◆ Data extract ◆

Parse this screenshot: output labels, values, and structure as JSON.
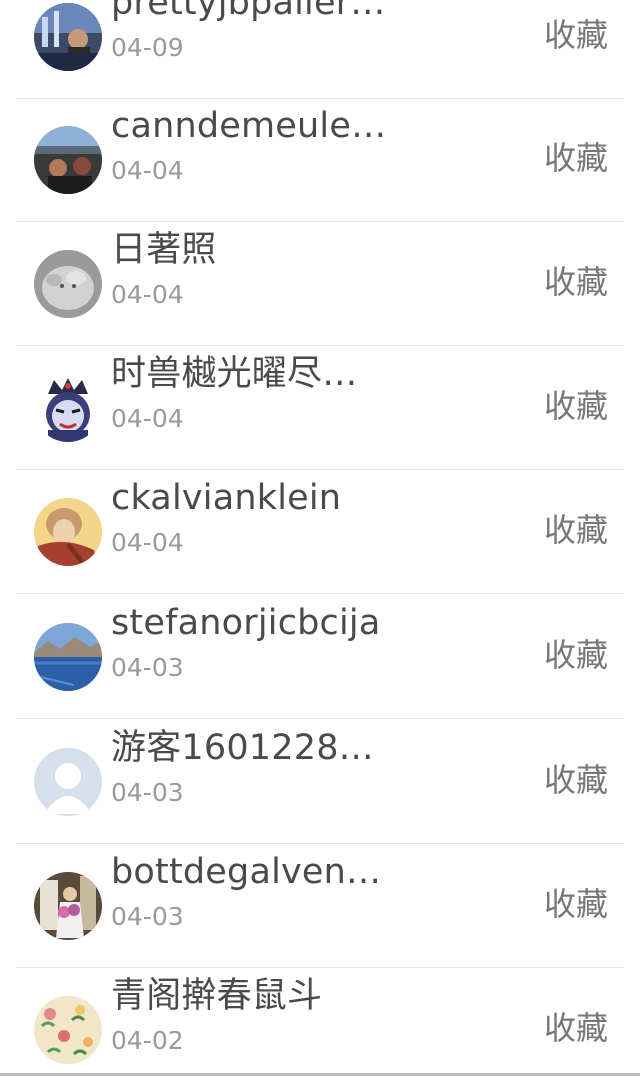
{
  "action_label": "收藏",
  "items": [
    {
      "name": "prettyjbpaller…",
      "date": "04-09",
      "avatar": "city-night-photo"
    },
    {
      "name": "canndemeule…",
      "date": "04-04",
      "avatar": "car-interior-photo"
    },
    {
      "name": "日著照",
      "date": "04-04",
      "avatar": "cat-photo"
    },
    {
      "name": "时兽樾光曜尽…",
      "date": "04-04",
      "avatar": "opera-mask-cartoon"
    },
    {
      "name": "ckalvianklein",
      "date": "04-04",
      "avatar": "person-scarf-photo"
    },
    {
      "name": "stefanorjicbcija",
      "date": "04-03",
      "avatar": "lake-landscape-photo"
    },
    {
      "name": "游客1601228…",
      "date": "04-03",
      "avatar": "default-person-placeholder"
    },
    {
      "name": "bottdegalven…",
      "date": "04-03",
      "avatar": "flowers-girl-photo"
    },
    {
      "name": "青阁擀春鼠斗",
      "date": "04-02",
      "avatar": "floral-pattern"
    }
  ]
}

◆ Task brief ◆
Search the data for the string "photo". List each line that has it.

◆ Solution to the exercise ◆
      "avatar": "city-night-photo"
      "avatar": "car-interior-photo"
      "avatar": "cat-photo"
      "avatar": "person-scarf-photo"
      "avatar": "lake-landscape-photo"
      "avatar": "flowers-girl-photo"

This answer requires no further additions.